## INSTRUCTIONS TO FOLLOW
In full and without alteration, return the records below.

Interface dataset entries
>>>>>
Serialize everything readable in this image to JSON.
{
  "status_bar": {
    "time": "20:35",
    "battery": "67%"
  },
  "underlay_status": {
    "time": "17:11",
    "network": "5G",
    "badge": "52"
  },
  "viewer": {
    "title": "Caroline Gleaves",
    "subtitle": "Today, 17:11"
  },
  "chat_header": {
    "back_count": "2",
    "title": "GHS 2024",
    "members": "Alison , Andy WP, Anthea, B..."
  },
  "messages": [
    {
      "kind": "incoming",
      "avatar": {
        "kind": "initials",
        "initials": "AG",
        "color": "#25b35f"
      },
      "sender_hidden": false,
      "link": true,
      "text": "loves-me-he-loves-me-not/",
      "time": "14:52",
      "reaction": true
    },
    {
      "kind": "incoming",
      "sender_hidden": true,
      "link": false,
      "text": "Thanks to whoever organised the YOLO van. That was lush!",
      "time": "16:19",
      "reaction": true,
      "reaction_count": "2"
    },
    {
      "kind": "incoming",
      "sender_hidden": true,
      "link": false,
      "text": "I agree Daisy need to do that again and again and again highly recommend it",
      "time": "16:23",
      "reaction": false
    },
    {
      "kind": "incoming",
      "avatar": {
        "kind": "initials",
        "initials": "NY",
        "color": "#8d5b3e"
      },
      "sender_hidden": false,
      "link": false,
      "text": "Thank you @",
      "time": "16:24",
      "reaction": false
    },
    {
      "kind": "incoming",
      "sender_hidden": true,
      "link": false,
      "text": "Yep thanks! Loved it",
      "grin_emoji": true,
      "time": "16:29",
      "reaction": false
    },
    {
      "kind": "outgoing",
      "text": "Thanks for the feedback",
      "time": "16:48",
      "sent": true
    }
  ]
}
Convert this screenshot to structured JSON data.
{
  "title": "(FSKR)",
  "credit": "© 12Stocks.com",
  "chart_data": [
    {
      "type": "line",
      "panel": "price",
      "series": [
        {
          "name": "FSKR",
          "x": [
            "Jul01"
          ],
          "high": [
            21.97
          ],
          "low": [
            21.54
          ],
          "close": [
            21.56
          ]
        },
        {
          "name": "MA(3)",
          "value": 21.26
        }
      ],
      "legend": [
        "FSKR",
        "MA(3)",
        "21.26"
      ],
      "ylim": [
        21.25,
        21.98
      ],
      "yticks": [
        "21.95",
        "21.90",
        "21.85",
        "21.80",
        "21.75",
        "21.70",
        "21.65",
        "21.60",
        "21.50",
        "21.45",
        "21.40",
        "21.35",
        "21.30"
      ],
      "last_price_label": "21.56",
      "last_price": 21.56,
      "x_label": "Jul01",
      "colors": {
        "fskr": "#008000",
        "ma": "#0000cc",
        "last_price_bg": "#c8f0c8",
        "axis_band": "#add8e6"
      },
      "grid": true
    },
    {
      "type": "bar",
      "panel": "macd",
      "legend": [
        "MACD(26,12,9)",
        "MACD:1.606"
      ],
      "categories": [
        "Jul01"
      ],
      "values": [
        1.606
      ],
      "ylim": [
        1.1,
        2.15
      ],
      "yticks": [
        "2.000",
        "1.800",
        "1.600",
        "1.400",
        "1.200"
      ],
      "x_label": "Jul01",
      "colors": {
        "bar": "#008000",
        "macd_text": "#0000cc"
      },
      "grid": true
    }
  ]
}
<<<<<
## YOUR SOLUTION
Serialize everything readable in this image to JSON.
{
  "status_bar": {
    "time": "20:35",
    "battery": "67%"
  },
  "underlay_status": {
    "time": "17:11",
    "network": "5G",
    "badge": "52"
  },
  "viewer": {
    "title": "Caroline Gleaves",
    "subtitle": "Today, 17:11"
  },
  "chat_header": {
    "back_count": "2",
    "title": "GHS 2024",
    "members": "Alison , Andy WP, Anthea, B..."
  },
  "messages": [
    {
      "kind": "incoming",
      "avatar": {
        "kind": "initials",
        "initials": "AG",
        "color": "#25b35f"
      },
      "sender_hidden": false,
      "link": true,
      "text": "loves-me-he-loves-me-not/",
      "time": "14:52",
      "reaction": true
    },
    {
      "kind": "incoming",
      "sender_hidden": true,
      "link": false,
      "text": "Thanks to whoever organised the YOLO van. That was lush!",
      "time": "16:19",
      "reaction": true,
      "reaction_count": "2"
    },
    {
      "kind": "incoming",
      "sender_hidden": true,
      "link": false,
      "text": "I agree Daisy need to do that again and again and again highly recommend it",
      "time": "16:23",
      "reaction": false
    },
    {
      "kind": "incoming",
      "avatar": {
        "kind": "initials",
        "initials": "NY",
        "color": "#8d5b3e"
      },
      "sender_hidden": false,
      "link": false,
      "text": "Thank you @",
      "time": "16:24",
      "reaction": false
    },
    {
      "kind": "incoming",
      "sender_hidden": true,
      "link": false,
      "text": "Yep thanks! Loved it",
      "grin_emoji": true,
      "time": "16:29",
      "reaction": false
    },
    {
      "kind": "outgoing",
      "text": "Thanks for the feedback",
      "time": "16:48",
      "sent": true
    }
  ]
}
Convert this screenshot to structured JSON data.
{
  "title": "(FSKR)",
  "credit": "© 12Stocks.com",
  "chart_data": [
    {
      "type": "line",
      "panel": "price",
      "series": [
        {
          "name": "FSKR",
          "x": [
            "Jul01"
          ],
          "high": [
            21.97
          ],
          "low": [
            21.54
          ],
          "close": [
            21.56
          ]
        },
        {
          "name": "MA(3)",
          "value": 21.26
        }
      ],
      "legend": [
        "FSKR",
        "MA(3)",
        "21.26"
      ],
      "ylim": [
        21.25,
        21.98
      ],
      "yticks": [
        "21.95",
        "21.90",
        "21.85",
        "21.80",
        "21.75",
        "21.70",
        "21.65",
        "21.60",
        "21.50",
        "21.45",
        "21.40",
        "21.35",
        "21.30"
      ],
      "last_price_label": "21.56",
      "last_price": 21.56,
      "x_label": "Jul01",
      "colors": {
        "fskr": "#008000",
        "ma": "#0000cc",
        "last_price_bg": "#c8f0c8",
        "axis_band": "#add8e6"
      },
      "grid": true
    },
    {
      "type": "bar",
      "panel": "macd",
      "legend": [
        "MACD(26,12,9)",
        "MACD:1.606"
      ],
      "categories": [
        "Jul01"
      ],
      "values": [
        1.606
      ],
      "ylim": [
        1.1,
        2.15
      ],
      "yticks": [
        "2.000",
        "1.800",
        "1.600",
        "1.400",
        "1.200"
      ],
      "x_label": "Jul01",
      "colors": {
        "bar": "#008000",
        "macd_text": "#0000cc"
      },
      "grid": true
    }
  ]
}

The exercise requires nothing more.